Goal of the exercise | Every line below is to be quoted exactly, with nothing added or dropped.

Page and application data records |
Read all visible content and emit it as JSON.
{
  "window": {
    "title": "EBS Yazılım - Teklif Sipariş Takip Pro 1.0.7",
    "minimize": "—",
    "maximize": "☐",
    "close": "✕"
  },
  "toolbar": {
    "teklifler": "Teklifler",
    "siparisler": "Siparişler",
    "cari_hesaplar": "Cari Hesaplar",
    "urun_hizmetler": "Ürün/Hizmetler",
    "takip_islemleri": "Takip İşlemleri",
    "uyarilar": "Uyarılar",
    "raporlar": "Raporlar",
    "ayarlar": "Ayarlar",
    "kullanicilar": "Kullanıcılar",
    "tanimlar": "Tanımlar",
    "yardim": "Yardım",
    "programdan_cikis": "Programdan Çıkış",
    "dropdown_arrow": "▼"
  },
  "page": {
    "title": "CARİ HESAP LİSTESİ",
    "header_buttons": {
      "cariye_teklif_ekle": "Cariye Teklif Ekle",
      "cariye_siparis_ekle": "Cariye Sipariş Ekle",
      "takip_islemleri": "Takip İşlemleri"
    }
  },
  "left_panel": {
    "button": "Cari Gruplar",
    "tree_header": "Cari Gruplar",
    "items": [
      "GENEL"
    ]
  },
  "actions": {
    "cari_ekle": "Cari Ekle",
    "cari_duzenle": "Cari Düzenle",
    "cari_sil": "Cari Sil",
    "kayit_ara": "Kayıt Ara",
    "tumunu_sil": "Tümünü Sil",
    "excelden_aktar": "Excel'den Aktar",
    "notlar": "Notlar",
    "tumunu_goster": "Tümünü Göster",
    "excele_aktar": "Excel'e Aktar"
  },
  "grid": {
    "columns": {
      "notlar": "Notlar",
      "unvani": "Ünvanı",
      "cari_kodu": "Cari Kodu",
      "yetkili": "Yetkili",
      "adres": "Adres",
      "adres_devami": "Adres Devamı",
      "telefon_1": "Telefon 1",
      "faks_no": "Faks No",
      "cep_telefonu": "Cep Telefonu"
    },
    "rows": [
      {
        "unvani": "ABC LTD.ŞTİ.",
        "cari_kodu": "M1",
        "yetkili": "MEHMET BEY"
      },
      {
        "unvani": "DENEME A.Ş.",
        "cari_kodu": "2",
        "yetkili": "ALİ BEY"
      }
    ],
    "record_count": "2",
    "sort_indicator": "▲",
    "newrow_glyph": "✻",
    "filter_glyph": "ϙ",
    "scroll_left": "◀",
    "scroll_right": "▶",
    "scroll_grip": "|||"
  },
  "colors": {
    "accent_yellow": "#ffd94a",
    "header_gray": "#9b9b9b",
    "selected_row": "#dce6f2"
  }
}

Task result |
Read all visible content and emit it as JSON.
{
  "window": {
    "title": "EBS Yazılım - Teklif Sipariş Takip Pro 1.0.7",
    "minimize": "—",
    "maximize": "☐",
    "close": "✕"
  },
  "toolbar": {
    "teklifler": "Teklifler",
    "siparisler": "Siparişler",
    "cari_hesaplar": "Cari Hesaplar",
    "urun_hizmetler": "Ürün/Hizmetler",
    "takip_islemleri": "Takip İşlemleri",
    "uyarilar": "Uyarılar",
    "raporlar": "Raporlar",
    "ayarlar": "Ayarlar",
    "kullanicilar": "Kullanıcılar",
    "tanimlar": "Tanımlar",
    "yardim": "Yardım",
    "programdan_cikis": "Programdan Çıkış",
    "dropdown_arrow": "▼"
  },
  "page": {
    "title": "CARİ HESAP LİSTESİ",
    "header_buttons": {
      "cariye_teklif_ekle": "Cariye Teklif Ekle",
      "cariye_siparis_ekle": "Cariye Sipariş Ekle",
      "takip_islemleri": "Takip İşlemleri"
    }
  },
  "left_panel": {
    "button": "Cari Gruplar",
    "tree_header": "Cari Gruplar",
    "items": [
      "GENEL"
    ]
  },
  "actions": {
    "cari_ekle": "Cari Ekle",
    "cari_duzenle": "Cari Düzenle",
    "cari_sil": "Cari Sil",
    "kayit_ara": "Kayıt Ara",
    "tumunu_sil": "Tümünü Sil",
    "excelden_aktar": "Excel'den Aktar",
    "notlar": "Notlar",
    "tumunu_goster": "Tümünü Göster",
    "excele_aktar": "Excel'e Aktar"
  },
  "grid": {
    "columns": {
      "notlar": "Notlar",
      "unvani": "Ünvanı",
      "cari_kodu": "Cari Kodu",
      "yetkili": "Yetkili",
      "adres": "Adres",
      "adres_devami": "Adres Devamı",
      "telefon_1": "Telefon 1",
      "faks_no": "Faks No",
      "cep_telefonu": "Cep Telefonu"
    },
    "rows": [
      {
        "unvani": "ABC LTD.ŞTİ.",
        "cari_kodu": "M1",
        "yetkili": "MEHMET BEY"
      },
      {
        "unvani": "DENEME A.Ş.",
        "cari_kodu": "2",
        "yetkili": "ALİ BEY"
      }
    ],
    "record_count": "2",
    "sort_indicator": "▲",
    "newrow_glyph": "✻",
    "filter_glyph": "ϙ",
    "scroll_left": "◀",
    "scroll_right": "▶",
    "scroll_grip": "|||"
  },
  "colors": {
    "accent_yellow": "#ffd94a",
    "header_gray": "#9b9b9b",
    "selected_row": "#dce6f2"
  }
}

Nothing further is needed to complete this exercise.